Special COP23: halfway update from Bonn climate talks

UNFCCC COP23 talks, Bonn, November 6th 2017

The first week of talks at COP23 passed in a relatively calm mood with delegates smoothly entering into major issues. A traditional Fijian canoe stands in the hall to welcome State representatives ad observers  and remind them that is a “Pacific COP”.

Already during the opening ceremony, some country Parties stated their priorities for the Conference. Almost all among developed and developing countries stressed the importance to make progress on the design and the rules of the so-called “Talanoa Dialogue”, the facilitative dialogue to be held in 2018 among Parties to take stock of collective progress towards the Paris Agreement’s long-term goals. However, for the developed countries,  priorities include also the issue of loss and damage,  the Adaptation Fund’s provisions under the Paris Agreement and the eligibility criteria for international climate funding.

By recalling their country’s decision to withdraw from the Paris Agreement, the US delegation took the opportunity to stress the intent to continue engagement in progressing the different elements of the Paris Agreement.

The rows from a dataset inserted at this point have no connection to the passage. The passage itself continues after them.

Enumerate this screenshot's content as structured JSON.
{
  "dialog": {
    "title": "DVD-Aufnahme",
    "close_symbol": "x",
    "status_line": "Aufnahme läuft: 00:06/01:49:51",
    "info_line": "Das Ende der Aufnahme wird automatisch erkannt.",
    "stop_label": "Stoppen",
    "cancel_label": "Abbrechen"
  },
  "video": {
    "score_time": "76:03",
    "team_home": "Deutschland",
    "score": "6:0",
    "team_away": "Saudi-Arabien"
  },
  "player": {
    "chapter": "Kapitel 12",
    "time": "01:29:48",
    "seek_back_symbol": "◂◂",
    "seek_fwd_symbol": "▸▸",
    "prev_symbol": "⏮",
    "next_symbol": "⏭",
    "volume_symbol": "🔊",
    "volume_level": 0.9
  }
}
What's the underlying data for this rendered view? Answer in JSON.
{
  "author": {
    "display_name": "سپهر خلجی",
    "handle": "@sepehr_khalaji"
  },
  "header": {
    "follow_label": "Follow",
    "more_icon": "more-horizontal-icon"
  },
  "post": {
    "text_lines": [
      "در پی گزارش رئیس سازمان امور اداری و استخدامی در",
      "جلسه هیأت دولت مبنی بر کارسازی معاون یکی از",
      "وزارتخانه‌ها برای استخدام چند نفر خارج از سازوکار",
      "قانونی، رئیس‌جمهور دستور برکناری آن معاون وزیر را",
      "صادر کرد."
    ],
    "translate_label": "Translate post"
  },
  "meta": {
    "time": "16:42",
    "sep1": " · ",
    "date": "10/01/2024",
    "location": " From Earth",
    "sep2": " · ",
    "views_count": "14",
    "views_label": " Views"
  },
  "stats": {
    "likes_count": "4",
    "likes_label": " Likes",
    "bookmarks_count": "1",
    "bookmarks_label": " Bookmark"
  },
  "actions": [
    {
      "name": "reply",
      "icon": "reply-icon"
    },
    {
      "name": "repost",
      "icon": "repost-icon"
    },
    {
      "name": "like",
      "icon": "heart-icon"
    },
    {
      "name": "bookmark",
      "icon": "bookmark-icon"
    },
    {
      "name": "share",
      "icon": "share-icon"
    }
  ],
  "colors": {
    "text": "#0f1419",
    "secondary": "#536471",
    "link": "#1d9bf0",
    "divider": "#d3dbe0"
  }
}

In this occasion new COP items were proposed to be included in the agenda. In particular, the proposal  from the Like-minded Group of Developing Countries (LMDCs) supported by India and China on the acceleration of implementation of pre-2020 commitments and actions, and increasing pre-2020 ambition generated a large discussion. After a couple of days of uncertainty and the spectrum of a crisis of trust threatened by developing countries, consultations started also on this issue.

In this phase, talks proceed mainly in the form of informal consultations and contact groups with co-chairs and facilitators providing informal notes and non-paper documents outlining possible headings and sub-headings designed to capture agreement on future textual discussion to be forwarded to the High-level segment next week. Parties, therefore offered their  preliminary views on such documents and if needed undertook bilateral consultations. Under the APA agenda items, all informal notes were considered as acceptable starting points with the exception of the one on further guidance on mitigation. On this topic the first week of works brought no substantial progress with country primarily drawing their “red lines”, either on contents and on how to proceed. Informal consultations are therefore planned to continue.

There were signs that old frustrations are ready to come out as differentiation, or bifurcation, were mentioned on several APA informal consultations starting from mitigation but also in relation to transparency and global stocktake. On the other side, bridging proposal seemed to have progressed in loss and damage, bringing parties closer to a common language, even though the EU and Australia refused to discuss about finance.

Among the good news, there is the announcement of Syria that, following Nicaragua last month, on the second day (November 7th) announced that they will sign up to the Paris Agreement, actually leaving the US alone outside the Paris Agreement if their withdrawal process will be brought to conclusion.

 

(Main source of the article is the IISD’s COP23 Earth Negotiations Bulletin).

(Image: UNFCCC COP23 talks, November 6th, 2017. Credit: UN climatechange on Flickr).